Next Step for the Environmental Movement: Tribal Symbiosis
ACES doesn’t play politics.
Instead of furthering polarization, we focus on environmental science education that transcends the political fray and aims to bring together Republicans and Democrats alike. We do this because I’ve yet to meet one conservative or liberal who doesn’t want clean air, water, and food, as well as a stable climate and economy.
For the most part, human desire for wild places like national parks and forests transcends political and cultural affiliations. In fact, regardless of your “tribe,” nobody wants bees to be harmed by pesticides, glaciers to melt, sea levels to rise, or coral reefs and forests to die. And on a personal level, no one wants endocrine-disrupting chemicals from plastics, or mercury from coal-fired power plants, impacting children’s health.
Regardless of race, color, or politics, ultimately we are all “environmentalists,” even though the term is often derided and politicized. Being an environmentalist requires that we work in symbiosis with natural systems, as well as each other – a sort of tribal symbiosis. Symbiosis, defined as an interaction between two different organisms to the advantage of both, is vital to our efforts to build community.
But to have symbiosis, one must be ecologically literate. This is ACES’ work. We educate for ecological literacy in a way that promotes critical thinking and includes multiple perspectives. As part of this effort, ACES convenes some of the world’s top environmental experts to explore solutions to the most pressing environmental challenges.
Conservation International’s CEO, M. Sanjayan, shared his global perspective on how developing countries are working to protect endangered wildlife. Ocean plastics expert, Markus Erikson, awakened us to how plastics are impacting our ocean ecosystems and what it will take to fix it. Renowned biologist, E.O. Wilson, showed us how we can save biodiversity through his “half-earth” concept.
Michael Curtin, CEO of DC Central Kitchen, stunned us about the reality of urban food deserts and how he feeds more than 5,000 people per day using food waste. Harvard professor, Naomi Oreskes, made the case as to why, in a world of “fake news,” we must trust scientists. And this summer, former EPA chief and Harvard professor, Gina McCarthy, will open our eyes to common sense strategies to address our country’s biggest environmental and health challenges.
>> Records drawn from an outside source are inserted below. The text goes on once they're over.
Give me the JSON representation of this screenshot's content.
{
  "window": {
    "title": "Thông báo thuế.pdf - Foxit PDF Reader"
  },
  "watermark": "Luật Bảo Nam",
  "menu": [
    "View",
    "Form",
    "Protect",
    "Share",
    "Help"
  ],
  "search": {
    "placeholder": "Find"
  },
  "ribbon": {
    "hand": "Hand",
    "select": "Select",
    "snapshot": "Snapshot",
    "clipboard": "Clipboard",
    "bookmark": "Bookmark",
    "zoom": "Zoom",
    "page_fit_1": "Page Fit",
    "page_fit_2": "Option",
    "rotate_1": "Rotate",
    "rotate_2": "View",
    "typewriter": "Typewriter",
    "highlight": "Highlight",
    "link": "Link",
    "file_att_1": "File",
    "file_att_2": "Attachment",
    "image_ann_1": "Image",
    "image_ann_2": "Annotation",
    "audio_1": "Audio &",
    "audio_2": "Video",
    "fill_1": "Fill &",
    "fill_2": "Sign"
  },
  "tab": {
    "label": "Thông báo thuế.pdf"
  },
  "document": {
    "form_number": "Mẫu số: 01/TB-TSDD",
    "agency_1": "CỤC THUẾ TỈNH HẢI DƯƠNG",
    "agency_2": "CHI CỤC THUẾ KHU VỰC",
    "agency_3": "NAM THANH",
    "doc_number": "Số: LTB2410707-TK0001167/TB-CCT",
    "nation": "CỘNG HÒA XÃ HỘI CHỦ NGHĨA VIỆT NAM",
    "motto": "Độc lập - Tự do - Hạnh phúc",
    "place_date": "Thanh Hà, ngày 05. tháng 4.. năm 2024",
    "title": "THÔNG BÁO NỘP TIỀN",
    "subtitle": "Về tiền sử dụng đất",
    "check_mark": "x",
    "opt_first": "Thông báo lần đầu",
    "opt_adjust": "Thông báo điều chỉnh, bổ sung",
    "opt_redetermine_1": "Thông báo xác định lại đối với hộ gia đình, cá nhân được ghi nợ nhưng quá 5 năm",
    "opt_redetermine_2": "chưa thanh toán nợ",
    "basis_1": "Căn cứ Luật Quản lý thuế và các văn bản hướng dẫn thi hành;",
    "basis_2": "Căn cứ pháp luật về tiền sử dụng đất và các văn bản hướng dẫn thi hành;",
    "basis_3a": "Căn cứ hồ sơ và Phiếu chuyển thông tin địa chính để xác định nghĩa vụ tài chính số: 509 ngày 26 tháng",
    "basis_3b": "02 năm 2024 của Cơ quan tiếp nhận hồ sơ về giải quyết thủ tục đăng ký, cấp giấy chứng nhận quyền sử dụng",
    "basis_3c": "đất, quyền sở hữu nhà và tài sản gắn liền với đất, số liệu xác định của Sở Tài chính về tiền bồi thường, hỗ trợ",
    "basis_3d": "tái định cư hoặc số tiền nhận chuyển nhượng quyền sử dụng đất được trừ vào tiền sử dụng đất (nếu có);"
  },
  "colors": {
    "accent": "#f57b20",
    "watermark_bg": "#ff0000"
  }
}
Convening eco-luminaries is educational for adults, but the foundation of what we do is hands-on, experiential, outdoor and classroom-based environmental science education for pre-k to college-aged youths. In school classrooms, we teach life, earth, and environmental sciences to more than 5,000 students, helping schools meet state science standards. Outdoors, we teach field programs in partnership with over 60 schools, engaging a growing diverse population throughout our region and connecting thousands of youths and adults each year to the natural world. I am especially proud to announce that this fall we are expanding our school ecological literacy and field programs to New Castle, Silt, Rifle, Parachute, and Battlement Mesa.
This report summarizes our education and conservation work in regenerative agriculture, forest health, climate change, ecology, and environmental science. It gives you a glimpse into who we are, hopefully inspiring you to get involved, attend an ACES event, become a member, or even donate to our cause.
Here at ACES, we believe that protecting the people of our planet means protecting the natural environment. To achieve this lofty endeavor, we need more science education and we must bridge the unfortunate political divide that exists around “environmentalism.” It requires a new vernacular for the environmental movement which includes diversity, humility, social justice, innovation, and yes—tribal symbiosis.
There is plenty of common ground among us. Ecological literacy is the vehicle to get us there. ACES is bold enough to think we can bridge the divide.
Chris R. Lane
Chief Executive Officer
Letter originally published in ACES 2018 Annual Report. To view the ACES 2018 Annual Report, click here.